“There’s a beautiful pink one with a skirt for a bottom that doesn’t look ridiculous at all,” Han said. “I myself have have this wonderful banana yellow suit that is far too long.”

While its unclear how the suits started, the name can be traced back to a competition many years ago where members gave their team name as “Xtremely Bad Suits”

The suits are, well, extremely bad, so it leads to the question of why someone would wear them.

“I think it’s more [that] you feel a sense of pride, like ‘look at all you plebeians who don’t have beautiful suits,’” said Han. The suits also seem to be a good luck charm considering West’s luck so far this year and past years at winning competitions.

“It’s great to beat other people at their own math competitions, but it’s even better to do it with style,” said Han.

The school is usually almost deserted on a Friday afternoon, but look inside room 206 and you will see people standing around with cups of soda socializing, sitting at desks writing seriously, arguing over a complicated diagram on the smart board or chalkboard, playing a lively game of cards or crowded around desk with a laptop. While this might not look like a math club, F3 or Fun For Fridays shows a more social side of math.
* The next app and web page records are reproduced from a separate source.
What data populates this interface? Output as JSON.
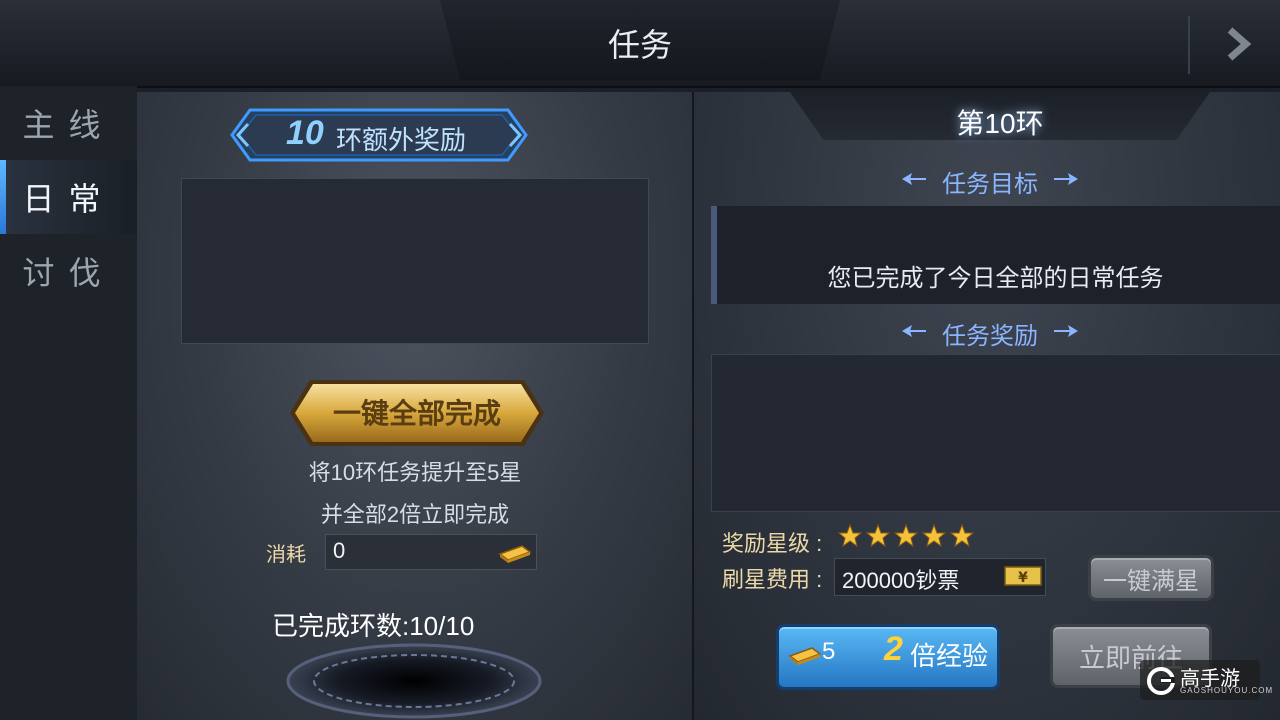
{
  "header": {
    "title": "任务"
  },
  "sidebar": {
    "items": [
      {
        "label": "主线",
        "active": false
      },
      {
        "label": "日常",
        "active": true
      },
      {
        "label": "讨伐",
        "active": false
      }
    ]
  },
  "left": {
    "banner": {
      "number": "10",
      "text": "环额外奖励"
    },
    "complete_all_button": "一键全部完成",
    "desc_line1": "将10环任务提升至5星",
    "desc_line2": "并全部2倍立即完成",
    "cost_label": "消耗",
    "cost_value": "0",
    "completed_label": "已完成环数:10/10"
  },
  "right": {
    "round_title": "第10环",
    "goal_heading": "任务目标",
    "goal_text": "您已完成了今日全部的日常任务",
    "reward_heading": "任务奖励",
    "star_label": "奖励星级 :",
    "star_count": 5,
    "fee_label": "刷星费用 :",
    "fee_value": "200000钞票",
    "fill_stars_button": "一键满星",
    "double_exp": {
      "cost": "5",
      "multiplier": "2",
      "label": "倍经验"
    },
    "go_button": "立即前往"
  },
  "watermark": {
    "text": "高手游",
    "sub": "GAOSHOUYOU.COM"
  },
  "colors": {
    "accent_blue": "#2577c4",
    "gold": "#d8a83c",
    "heading_blue": "#8ab6ff"
  }
}
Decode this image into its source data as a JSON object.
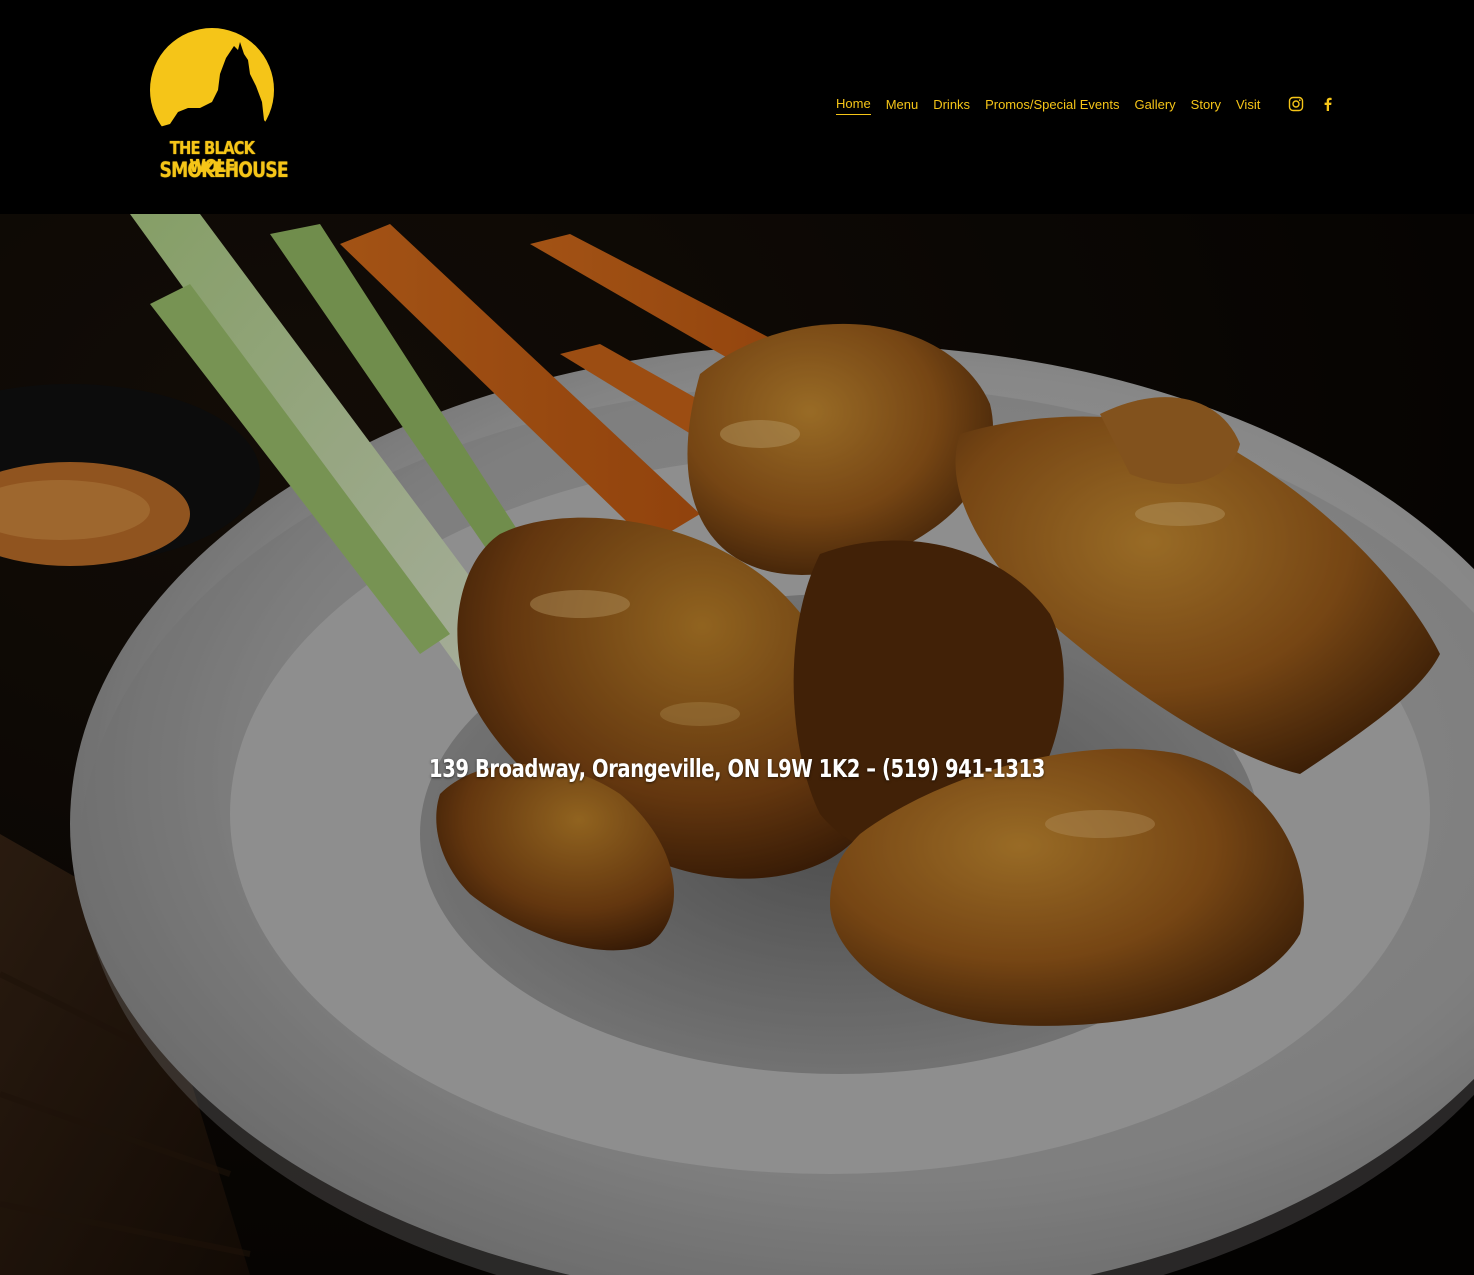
{
  "brand": {
    "name_line1": "THE BLACK WOLF",
    "name_line2": "SMOKEHOUSE",
    "logo_icon": "howling-wolf-moon-icon",
    "accent_color": "#f5c518"
  },
  "nav": {
    "items": [
      {
        "label": "Home",
        "active": true
      },
      {
        "label": "Menu"
      },
      {
        "label": "Drinks"
      },
      {
        "label": "Promos/Special Events"
      },
      {
        "label": "Gallery"
      },
      {
        "label": "Story"
      },
      {
        "label": "Visit"
      }
    ]
  },
  "social": {
    "icons": [
      "instagram-icon",
      "facebook-icon"
    ]
  },
  "hero": {
    "image": "chicken-wings-with-celery-carrots-and-dip",
    "address_line": "139 Broadway, Orangeville, ON L9W 1K2 – (519) 941-1313"
  }
}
“It’s a club where we go to do some really challenging math problems and eat food and hang out with other people who like to do really challenging math problems,” said Michael Dlouhy ’15, one of the members.

There are actually two math clubs at West. There’s Mu Alpha Theta, which meets on Tuesdays and is more what one thinks of as a traditional math club. They do practice tests and mail in exams and the like. But then there is F3 which meets on Fridays and it is a bit different.

“Math club is an official organization, and F3 is more of a social thing. It’s led by students,” said Dlouhy. How did it come to be that there were two math clubs however?

According to the official website “[some students came up with and idea for a club where] students could try their hands at math even more advanced than that regularly found at math club and most competitions. They [those students] would release an F Cubed sheet at the beginning of each week, and then members would meet each Friday to discuss the solutions. It was, in concept, similar to CHAMPS, the weekly problem set for AMPS, the class taught in room 206 just before F Cubed meets.” Through some of the aspects have changed over the years, it has kept the same idea.

“[At a typical meeting] we put out some treats and sheets of math problems created by one of our tetrarcs then we get some treats and math problems,” said Dlouhy. Tetrarcs are the leaders of F3

 “We have four leaders called tetraches the prefix tetra meaning four and they create sheets for math problems and they make sure there is an order of people to bring treats and encourage math wherever possible” said Dlouhy who is a tetrarch himself. Even if you aren’t the best at math, stop by one Friday and have some fun just trying something new, you might find you like it.